Turnovers lead to collapse
The Sixers were in control most of the game but as the pressure mounted in the closing minutes, and the Grizzlies clawed their way back in, the Sixers completely lost their composure. The Sixers committed 10 of their 24 turnovers in the final 12 minutes. The Grizzlies were able to turn the Sixers fourth-quarter turnovers into 20 points. Frantic play does not lead to wins, and bad turnovers don’t help at all.
Timothe Luwawu-Cabarrot shows value
He started the night off 4-of-4 from beyond the arc and he didn’t stop there. Injuries to JJ Redick and Jerryd Bayless have pushed TLC into the starting lineup where he has taken advantage of the opportunity. He finished the night 6-of-8 from three for a season high 20 points, and though he racked up four fouls earlier than he would have liked, he played better defense than we are used to seeing from him including a much-needed block late in the game. Unfortunately, TLC’s big night was spoiled by the Sixers’ win streak ending in Memphis.
Robert Covington’s late-game three
The Sixers were shooting 59.1 percent from three-point range through the first three quarters so there was probably a little more confidence that the shot would fall, but Covington’s shot with nine seconds left was not the best idea to say the least. The problem here is just being aware of the game situation, the clock, and the score. The Sixers were down two, got a steal on the Grizzlies’ inbound right next to the Sixers’ basket and had a enough time to get a good shot to tie the game. There was no reason to go for the win on a rushed, off-balanced three. This shot was not the reason the Sixers lost in Memphis, but it was a bad moment in the waning moments.
Good and bad from Joel Embiid
Things started out quiet for Embiid and it wasn’t one of his best games, but the growth of Embiid becomes clearer every day. When the Sixers were losing their composure toward the end of the game he did his best to create contact, get to the line, and play close to the basket. There are definitely still areas where he can improve (i.e. turnovers, ball handling, and late three-pointers) but there are positive signs. The mentality of being a leader and wanting to take over when things aren’t going right is exactly what we want to see from Embiid, but his body language did not match. He was hanging his head a little and seemed extremely affected by the situation. He needs to get his head to match his body.
Justin Anderson’s Flagrant Foul

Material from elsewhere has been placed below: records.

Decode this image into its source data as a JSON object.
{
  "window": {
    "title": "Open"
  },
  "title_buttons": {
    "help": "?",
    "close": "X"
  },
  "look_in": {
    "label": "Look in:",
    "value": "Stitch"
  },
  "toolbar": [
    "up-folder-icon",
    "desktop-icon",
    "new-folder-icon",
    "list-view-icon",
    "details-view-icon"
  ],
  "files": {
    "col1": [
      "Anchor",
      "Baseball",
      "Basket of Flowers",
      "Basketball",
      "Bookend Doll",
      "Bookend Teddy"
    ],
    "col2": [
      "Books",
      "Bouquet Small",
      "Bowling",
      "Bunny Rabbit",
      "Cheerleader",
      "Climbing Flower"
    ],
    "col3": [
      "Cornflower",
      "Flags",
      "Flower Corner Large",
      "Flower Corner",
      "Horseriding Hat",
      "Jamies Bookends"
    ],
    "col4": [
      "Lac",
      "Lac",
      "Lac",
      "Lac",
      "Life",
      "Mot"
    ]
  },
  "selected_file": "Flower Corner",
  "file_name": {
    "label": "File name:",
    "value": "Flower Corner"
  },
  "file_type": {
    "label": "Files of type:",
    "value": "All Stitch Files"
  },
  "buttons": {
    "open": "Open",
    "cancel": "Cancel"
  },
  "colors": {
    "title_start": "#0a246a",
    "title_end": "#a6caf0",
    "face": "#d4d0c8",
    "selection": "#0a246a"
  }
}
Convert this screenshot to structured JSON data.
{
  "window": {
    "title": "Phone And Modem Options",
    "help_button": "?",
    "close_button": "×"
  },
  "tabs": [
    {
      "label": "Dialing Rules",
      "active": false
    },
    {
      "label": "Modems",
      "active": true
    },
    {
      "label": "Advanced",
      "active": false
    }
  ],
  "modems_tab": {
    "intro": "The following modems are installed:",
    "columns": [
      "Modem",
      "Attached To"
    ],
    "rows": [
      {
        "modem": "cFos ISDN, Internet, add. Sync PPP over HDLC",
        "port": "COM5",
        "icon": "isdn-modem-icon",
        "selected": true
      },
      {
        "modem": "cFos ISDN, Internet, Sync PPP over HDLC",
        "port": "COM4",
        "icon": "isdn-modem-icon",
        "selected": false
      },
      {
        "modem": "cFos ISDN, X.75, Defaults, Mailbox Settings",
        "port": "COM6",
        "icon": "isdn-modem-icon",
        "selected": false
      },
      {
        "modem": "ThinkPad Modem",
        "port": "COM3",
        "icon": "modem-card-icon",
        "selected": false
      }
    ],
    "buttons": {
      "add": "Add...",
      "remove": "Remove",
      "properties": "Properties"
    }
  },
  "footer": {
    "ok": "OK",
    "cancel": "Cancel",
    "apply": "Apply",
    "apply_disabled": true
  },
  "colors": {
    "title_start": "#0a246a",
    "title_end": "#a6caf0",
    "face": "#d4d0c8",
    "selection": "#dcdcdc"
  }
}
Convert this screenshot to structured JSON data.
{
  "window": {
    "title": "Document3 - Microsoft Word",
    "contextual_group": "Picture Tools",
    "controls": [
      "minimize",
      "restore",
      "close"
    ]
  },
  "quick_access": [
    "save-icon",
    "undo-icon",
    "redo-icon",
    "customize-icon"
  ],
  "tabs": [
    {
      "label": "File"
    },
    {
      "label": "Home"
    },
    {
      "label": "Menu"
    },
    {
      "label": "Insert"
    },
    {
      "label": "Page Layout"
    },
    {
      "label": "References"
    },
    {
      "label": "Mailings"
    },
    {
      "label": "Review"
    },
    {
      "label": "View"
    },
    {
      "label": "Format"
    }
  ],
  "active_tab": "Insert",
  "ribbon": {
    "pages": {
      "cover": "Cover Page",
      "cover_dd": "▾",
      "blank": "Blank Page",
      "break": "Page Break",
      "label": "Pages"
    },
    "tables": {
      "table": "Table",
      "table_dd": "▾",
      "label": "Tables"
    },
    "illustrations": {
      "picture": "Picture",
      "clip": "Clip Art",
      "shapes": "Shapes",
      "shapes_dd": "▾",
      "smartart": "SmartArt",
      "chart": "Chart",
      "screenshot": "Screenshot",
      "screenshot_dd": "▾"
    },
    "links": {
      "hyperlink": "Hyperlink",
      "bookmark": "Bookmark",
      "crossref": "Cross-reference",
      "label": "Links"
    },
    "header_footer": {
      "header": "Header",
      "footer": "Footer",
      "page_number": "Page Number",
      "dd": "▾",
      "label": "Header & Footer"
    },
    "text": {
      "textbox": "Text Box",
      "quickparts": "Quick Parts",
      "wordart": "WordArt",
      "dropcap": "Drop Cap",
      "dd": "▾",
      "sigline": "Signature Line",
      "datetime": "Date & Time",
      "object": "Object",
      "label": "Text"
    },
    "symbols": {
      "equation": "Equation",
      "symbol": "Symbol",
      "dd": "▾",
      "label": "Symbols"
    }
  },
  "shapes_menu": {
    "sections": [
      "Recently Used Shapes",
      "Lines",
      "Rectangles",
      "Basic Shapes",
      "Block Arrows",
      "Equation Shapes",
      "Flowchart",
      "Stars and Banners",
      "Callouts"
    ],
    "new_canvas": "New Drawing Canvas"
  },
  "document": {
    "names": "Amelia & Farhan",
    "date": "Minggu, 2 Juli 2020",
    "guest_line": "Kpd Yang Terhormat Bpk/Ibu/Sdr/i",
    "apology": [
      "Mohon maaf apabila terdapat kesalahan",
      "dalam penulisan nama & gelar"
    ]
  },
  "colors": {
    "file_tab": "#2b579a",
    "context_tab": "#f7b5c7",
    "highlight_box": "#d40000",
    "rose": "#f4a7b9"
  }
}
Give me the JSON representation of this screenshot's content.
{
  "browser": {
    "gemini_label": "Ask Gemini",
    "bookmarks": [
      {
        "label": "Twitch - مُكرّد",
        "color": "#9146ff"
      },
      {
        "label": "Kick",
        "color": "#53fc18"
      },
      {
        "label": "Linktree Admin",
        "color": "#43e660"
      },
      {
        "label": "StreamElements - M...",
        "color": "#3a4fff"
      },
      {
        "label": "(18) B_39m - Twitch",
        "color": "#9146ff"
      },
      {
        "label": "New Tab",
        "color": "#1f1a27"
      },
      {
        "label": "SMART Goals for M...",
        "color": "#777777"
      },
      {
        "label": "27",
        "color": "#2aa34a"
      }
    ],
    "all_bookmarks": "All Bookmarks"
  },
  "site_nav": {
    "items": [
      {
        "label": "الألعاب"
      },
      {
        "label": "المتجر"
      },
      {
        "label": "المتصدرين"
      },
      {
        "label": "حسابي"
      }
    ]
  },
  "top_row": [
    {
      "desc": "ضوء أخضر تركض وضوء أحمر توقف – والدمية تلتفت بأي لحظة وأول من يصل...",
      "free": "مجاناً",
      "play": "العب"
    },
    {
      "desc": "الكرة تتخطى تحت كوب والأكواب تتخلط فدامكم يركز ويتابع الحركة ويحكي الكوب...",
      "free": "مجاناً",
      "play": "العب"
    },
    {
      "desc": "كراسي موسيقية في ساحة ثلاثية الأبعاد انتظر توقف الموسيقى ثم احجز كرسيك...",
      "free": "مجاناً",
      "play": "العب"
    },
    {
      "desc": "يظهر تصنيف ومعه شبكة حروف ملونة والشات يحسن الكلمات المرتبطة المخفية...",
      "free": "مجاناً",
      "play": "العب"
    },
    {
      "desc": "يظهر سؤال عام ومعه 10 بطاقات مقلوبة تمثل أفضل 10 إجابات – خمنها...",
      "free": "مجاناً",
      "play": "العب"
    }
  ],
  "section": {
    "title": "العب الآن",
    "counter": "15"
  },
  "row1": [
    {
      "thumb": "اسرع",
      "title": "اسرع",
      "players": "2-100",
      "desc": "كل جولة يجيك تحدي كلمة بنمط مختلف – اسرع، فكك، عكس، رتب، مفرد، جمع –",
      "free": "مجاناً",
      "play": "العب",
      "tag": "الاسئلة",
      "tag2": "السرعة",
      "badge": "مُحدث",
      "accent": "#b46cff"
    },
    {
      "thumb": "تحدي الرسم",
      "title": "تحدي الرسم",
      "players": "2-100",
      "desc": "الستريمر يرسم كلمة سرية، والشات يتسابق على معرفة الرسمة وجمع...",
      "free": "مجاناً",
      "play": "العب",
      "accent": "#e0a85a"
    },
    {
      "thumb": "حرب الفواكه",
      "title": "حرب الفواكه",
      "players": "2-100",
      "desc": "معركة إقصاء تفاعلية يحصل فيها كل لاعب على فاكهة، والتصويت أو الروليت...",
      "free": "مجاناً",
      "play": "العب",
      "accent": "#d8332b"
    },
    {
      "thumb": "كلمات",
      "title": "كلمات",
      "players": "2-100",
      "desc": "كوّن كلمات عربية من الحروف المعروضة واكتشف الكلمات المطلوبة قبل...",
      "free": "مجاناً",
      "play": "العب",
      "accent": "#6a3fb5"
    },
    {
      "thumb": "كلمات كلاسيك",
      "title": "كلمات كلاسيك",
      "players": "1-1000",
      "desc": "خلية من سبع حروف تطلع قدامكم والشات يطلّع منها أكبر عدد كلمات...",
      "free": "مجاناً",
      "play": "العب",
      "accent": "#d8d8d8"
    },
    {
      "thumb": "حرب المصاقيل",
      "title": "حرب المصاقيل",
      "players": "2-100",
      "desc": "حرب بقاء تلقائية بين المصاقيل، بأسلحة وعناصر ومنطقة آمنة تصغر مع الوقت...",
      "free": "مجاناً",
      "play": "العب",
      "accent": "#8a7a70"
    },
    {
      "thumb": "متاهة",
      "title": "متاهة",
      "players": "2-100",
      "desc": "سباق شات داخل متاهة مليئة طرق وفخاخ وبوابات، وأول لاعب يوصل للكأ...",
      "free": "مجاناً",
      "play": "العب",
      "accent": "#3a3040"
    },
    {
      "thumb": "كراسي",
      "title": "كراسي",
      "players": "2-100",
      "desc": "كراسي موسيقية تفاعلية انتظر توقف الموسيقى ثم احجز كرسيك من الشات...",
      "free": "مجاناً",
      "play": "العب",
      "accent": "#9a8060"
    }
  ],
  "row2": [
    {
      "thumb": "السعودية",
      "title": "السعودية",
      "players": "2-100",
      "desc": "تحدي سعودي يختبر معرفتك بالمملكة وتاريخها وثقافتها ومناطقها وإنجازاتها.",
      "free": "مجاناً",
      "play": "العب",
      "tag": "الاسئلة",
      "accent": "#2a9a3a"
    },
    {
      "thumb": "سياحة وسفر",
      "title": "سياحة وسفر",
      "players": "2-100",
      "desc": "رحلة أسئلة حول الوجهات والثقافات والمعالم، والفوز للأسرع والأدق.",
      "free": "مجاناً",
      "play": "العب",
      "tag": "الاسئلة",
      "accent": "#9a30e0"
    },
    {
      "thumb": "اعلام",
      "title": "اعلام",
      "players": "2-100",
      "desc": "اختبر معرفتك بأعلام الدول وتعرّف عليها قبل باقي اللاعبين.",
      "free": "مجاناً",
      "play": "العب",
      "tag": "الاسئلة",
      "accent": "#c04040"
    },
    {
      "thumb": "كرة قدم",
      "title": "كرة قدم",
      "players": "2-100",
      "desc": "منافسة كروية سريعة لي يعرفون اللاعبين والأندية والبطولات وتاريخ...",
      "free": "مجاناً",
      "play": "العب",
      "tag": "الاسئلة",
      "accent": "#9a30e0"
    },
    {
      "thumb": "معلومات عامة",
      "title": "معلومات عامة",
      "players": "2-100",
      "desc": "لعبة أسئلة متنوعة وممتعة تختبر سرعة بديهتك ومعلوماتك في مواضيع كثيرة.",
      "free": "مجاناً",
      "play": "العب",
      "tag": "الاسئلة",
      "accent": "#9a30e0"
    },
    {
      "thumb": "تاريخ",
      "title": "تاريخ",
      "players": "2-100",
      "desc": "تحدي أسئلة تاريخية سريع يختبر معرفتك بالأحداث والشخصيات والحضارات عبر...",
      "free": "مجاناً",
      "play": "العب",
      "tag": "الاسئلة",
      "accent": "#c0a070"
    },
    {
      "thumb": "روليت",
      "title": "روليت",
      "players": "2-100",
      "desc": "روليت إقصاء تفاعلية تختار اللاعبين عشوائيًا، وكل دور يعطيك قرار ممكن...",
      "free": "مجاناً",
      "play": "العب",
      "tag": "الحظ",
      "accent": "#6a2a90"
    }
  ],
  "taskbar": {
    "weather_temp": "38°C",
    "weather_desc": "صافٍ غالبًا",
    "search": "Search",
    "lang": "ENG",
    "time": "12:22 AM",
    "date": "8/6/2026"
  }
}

I usually don’t take part in criticizing officials or league rules. The topics are so subjective that any commentary usually isn’t productive in my opinion. But I’m going to take a minute to dissect what happened in the third quarter between Wayne Selden Jr. and Justin Anderson. Selden went up for a dunk and was fouled by Anderson. Selden talked a little too much after the foul and was charged with his second technical of the game, therefore ejected. Official Derrick Collins headed over to the replay screen and said, “Call on the floor is a technical on No. 7, we’re going to review to see if anything else happened.” They’ve already called a common foul on Anderson and Tech on Seldon and they’re reviewing for what? To upgrade? I don’t like that. Then, after the review, they saw something that I did not. Anderson’s foul, in my opinion was nothing more than a play on the ball by a guy that was moving in the opposite direction, and clearly a common foul. There was nothing over the top about it. And, while I’m handing out opinions, I’ll come to Seldon’s defense too — heat of the moment chirping is such a cheap way to penalize a basketball player. These guys can’t be robots.